Some of the most profound and direct impacts of climate change over the next few decades will be on agricultural and food systems. A research by Lobell et al show that increasing temperatures and declining precipitation over semiarid regions are likely to reduce yields for corn, wheat, rice, and other primary crops in the next two decades. These changes could have a substantial impact on global food security.

Contrary to what it says in the song, the rain in Spain does not stay mainly in the plain. It falls mostly in the mountainous regions of Cantabria and Asturias. Ask meteorologists why, and they will explain that the prevailing winds pick up moisture over the Atlantic, and that when this moist air hits Spain's northern mountain ranges it is forced up to higher altitudes, where the moisture condenses to form clouds, and then rain. So far so good - except that it's only half an answer.

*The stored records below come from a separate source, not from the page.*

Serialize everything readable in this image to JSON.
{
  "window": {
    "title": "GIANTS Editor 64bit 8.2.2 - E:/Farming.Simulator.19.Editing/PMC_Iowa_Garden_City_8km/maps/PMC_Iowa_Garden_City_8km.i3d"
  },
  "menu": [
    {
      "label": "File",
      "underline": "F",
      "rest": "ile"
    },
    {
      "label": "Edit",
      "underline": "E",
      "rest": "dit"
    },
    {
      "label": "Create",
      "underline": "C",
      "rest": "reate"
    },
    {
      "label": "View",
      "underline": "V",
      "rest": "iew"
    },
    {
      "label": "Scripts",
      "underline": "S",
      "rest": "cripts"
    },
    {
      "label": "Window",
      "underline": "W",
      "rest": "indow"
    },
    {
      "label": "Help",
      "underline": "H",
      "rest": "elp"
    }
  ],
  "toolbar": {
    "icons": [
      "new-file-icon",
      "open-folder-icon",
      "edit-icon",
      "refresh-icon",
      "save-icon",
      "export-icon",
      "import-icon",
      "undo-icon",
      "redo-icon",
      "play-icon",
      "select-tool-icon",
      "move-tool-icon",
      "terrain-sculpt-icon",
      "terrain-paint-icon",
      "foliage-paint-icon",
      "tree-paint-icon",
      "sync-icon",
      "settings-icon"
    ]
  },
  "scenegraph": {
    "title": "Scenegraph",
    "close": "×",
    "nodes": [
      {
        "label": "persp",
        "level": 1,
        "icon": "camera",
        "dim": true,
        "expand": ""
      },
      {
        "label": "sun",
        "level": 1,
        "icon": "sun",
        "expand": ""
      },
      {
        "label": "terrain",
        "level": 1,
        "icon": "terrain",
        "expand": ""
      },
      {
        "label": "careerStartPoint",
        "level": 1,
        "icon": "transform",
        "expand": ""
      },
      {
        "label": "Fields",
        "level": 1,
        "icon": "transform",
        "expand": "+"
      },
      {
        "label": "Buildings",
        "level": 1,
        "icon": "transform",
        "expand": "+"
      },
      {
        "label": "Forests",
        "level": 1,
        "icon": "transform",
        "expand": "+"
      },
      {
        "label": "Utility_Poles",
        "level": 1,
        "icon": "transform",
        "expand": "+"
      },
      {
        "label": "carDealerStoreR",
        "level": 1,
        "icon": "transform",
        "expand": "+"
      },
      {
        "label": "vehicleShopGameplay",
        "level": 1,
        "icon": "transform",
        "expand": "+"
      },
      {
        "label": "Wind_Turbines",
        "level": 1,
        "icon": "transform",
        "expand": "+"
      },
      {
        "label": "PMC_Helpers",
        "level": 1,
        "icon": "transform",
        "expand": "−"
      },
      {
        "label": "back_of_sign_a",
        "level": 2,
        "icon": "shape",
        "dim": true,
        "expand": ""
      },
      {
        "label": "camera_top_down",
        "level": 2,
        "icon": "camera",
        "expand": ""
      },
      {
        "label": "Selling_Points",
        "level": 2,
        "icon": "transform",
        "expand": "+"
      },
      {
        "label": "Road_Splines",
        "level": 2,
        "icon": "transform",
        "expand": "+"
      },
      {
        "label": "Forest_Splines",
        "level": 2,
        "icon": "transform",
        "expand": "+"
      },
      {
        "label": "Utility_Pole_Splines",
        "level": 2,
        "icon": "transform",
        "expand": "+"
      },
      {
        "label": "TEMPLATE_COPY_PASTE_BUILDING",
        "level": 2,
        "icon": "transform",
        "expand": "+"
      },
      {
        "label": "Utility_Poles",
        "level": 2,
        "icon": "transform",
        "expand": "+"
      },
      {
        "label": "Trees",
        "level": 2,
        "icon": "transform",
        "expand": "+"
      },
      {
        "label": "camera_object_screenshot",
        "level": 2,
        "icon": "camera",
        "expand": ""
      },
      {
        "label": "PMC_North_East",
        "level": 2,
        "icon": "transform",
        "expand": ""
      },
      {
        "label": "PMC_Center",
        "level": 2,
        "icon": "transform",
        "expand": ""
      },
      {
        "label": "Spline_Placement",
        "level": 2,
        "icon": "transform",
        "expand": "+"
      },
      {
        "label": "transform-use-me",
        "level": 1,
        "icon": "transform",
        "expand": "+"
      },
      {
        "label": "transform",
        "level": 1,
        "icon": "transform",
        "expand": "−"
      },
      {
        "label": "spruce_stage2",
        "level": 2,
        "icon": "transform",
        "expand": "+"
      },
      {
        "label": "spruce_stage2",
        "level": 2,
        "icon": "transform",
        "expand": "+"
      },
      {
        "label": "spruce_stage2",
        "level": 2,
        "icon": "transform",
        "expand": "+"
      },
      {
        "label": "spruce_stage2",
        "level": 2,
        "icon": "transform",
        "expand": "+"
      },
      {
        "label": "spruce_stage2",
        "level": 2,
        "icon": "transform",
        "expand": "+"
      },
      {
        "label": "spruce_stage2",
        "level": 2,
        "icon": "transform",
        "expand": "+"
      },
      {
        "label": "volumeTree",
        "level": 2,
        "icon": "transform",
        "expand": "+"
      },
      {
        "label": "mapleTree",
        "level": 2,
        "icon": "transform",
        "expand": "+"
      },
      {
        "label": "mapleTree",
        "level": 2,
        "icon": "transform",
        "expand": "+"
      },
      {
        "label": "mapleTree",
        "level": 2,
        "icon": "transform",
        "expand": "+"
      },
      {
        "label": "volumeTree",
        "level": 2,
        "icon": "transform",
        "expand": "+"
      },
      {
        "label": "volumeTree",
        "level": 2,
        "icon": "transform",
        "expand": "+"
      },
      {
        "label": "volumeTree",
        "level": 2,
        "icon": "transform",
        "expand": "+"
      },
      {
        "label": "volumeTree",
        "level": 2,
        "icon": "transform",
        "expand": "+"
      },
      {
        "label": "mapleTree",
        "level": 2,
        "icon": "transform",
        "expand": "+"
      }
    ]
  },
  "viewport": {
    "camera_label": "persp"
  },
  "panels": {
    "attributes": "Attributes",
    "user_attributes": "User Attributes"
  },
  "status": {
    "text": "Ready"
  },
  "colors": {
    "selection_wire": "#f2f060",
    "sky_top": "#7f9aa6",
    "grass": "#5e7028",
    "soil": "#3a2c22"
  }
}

Large swathes of the usually humid southern China are currently facing drought, described as the worst in 50 years. The drought has left over a million people short of drinking water and has shrunk

The forest biome of Amazonia is one of Earth's greatest biological treasures and a major component of the Earth system. This century, it faces the dual threats of deforestation and stress from climate change. In this article, the authors summarize some of the latest findings and thinking on these threats, explore the consequences for the forest ecosystem and its human residents, and outline options for the future of Amazonia.

Annual extreme rainfall series of 1-3 day durations at stations located inside the Indus basin in India were subjected to statistical analysis in order to estimate point Probable Maximum Precipitation (PMP) and maximum rainfall of different return periods for the durations of 1-3 days.

In 1971, meteorologists Roland Madden and Paul Julian studied weather data from near equatorial Pacific islands. To their surprise, tropospheric winds, pressure and rainfall oscillated with a period of about 40 to 50 days.

A Madden-Julian Oscillation (MJO) is a massive weather event consisting of deep convection coupled with atmospheric circulation, moving slowly eastward over the Indian and Pacific Oceans. Despite its enormous influence on many weather and climate systems worldwide, it has proven very difficult to simulate an MJO because of assumptions about cumulus clouds in global meteorological models.

I read newspapers and I watch the news unfold on scores of television channels. But in spite of these sources that keep me informed about current affairs, I would not know that floods are still

Rainfall intensities measured at a few stations in Kerala during 2001–2005 using a disdrometer were found to be in reasonable agreement with the total rainfall measured using a manual rain gauge. The temporal distributions of rainfall intensity at different places and during different months show that rainfall is of low intensity ( indication of the relative prevalence of stratiform and cumuliform clouds.

In this article meteorological measurements in India are analysed showing marked trends of increasing temperature over the past quarter century, but significant variations in these trends during different seasons and over different regions of India. Marked differences between the variations in minimum temperatures in North and South India have been brought out.